*** INPUT FOR THIS TASK ***

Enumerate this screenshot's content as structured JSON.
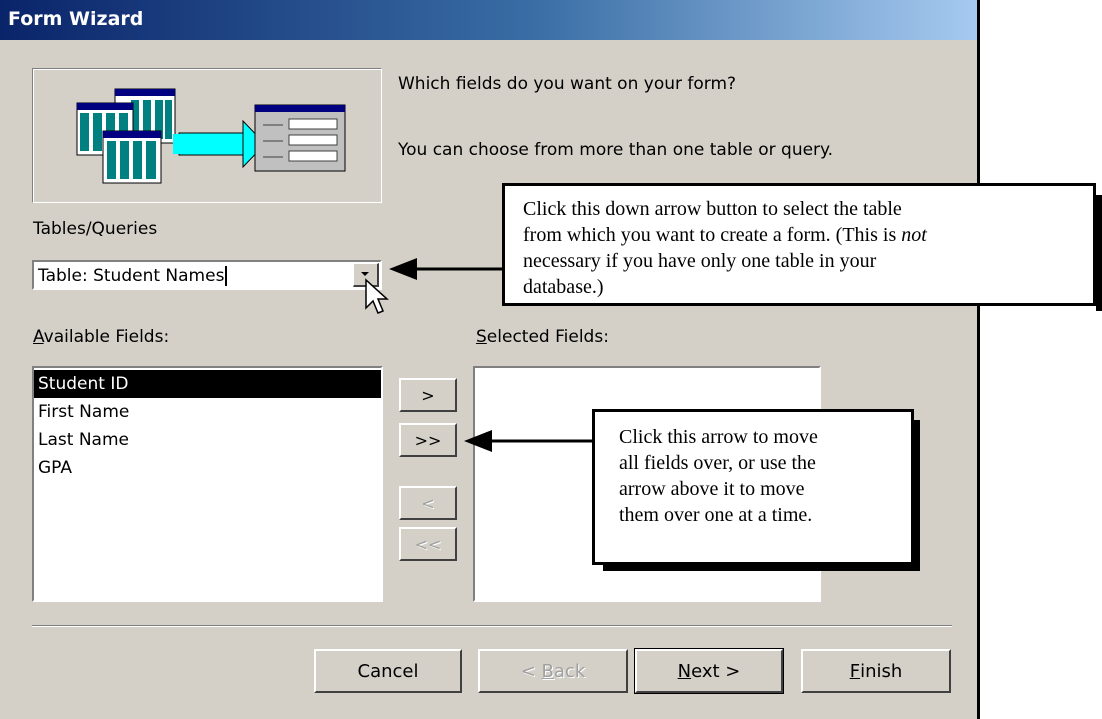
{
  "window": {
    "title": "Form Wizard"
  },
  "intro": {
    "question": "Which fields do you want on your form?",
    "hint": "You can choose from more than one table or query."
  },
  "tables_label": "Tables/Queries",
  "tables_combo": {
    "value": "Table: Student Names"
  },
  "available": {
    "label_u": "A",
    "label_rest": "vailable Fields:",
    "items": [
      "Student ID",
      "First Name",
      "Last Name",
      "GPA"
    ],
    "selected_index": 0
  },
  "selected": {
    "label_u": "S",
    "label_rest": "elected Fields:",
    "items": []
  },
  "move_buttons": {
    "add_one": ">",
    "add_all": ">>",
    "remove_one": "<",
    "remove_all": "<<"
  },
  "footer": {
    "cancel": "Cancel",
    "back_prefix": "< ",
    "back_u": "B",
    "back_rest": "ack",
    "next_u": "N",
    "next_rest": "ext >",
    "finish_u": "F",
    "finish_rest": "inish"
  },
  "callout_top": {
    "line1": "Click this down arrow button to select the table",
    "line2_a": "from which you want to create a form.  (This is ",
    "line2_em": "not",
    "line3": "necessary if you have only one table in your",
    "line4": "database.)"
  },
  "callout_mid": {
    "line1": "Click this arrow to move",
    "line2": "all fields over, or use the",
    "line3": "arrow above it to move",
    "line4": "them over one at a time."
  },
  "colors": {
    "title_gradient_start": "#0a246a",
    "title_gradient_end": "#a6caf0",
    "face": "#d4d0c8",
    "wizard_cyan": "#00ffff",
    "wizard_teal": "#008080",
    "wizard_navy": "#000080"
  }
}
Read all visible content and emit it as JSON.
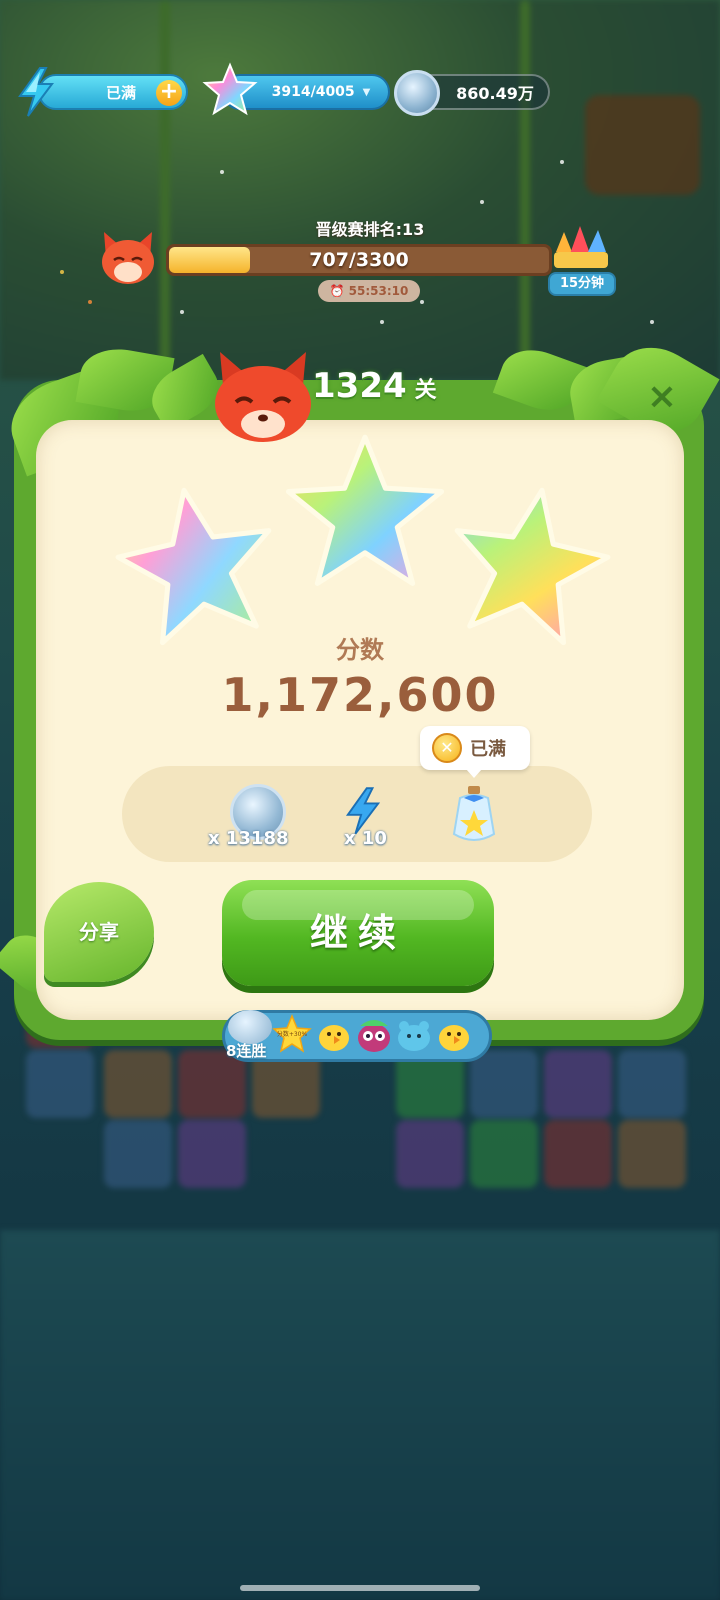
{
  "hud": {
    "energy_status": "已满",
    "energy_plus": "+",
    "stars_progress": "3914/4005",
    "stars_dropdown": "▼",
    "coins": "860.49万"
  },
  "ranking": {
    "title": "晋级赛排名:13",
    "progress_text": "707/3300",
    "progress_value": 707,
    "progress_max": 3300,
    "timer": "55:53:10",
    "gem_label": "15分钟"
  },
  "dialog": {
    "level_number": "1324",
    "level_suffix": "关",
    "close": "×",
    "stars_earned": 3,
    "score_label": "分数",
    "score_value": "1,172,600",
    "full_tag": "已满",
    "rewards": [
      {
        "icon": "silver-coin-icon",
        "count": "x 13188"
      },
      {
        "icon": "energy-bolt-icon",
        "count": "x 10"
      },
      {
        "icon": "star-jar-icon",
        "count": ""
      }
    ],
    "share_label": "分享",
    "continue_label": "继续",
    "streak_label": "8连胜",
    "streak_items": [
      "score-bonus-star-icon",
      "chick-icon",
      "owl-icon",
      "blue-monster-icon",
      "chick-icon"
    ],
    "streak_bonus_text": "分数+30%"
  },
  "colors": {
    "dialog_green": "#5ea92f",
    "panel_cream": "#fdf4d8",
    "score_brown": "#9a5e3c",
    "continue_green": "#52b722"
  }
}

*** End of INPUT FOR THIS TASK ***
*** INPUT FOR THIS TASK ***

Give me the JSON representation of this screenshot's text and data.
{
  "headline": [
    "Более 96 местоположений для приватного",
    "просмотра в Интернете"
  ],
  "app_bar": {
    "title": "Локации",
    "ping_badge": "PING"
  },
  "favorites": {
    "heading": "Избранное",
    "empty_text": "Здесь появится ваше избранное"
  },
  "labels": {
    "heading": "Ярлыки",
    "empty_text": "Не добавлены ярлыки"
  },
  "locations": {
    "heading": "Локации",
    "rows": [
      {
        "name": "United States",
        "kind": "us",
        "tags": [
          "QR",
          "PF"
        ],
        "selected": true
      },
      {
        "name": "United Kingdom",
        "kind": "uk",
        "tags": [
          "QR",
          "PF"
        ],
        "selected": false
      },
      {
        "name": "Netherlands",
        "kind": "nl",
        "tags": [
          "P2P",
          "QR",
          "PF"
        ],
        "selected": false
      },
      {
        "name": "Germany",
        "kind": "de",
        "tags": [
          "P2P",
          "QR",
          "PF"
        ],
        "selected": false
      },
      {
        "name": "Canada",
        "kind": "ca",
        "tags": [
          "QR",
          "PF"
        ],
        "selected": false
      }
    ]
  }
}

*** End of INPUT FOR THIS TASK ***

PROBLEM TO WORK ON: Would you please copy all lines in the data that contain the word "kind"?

REPLY TO THE EXERCISE:
        "kind": "us",
        "kind": "uk",
        "kind": "nl",
        "kind": "de",
        "kind": "ca",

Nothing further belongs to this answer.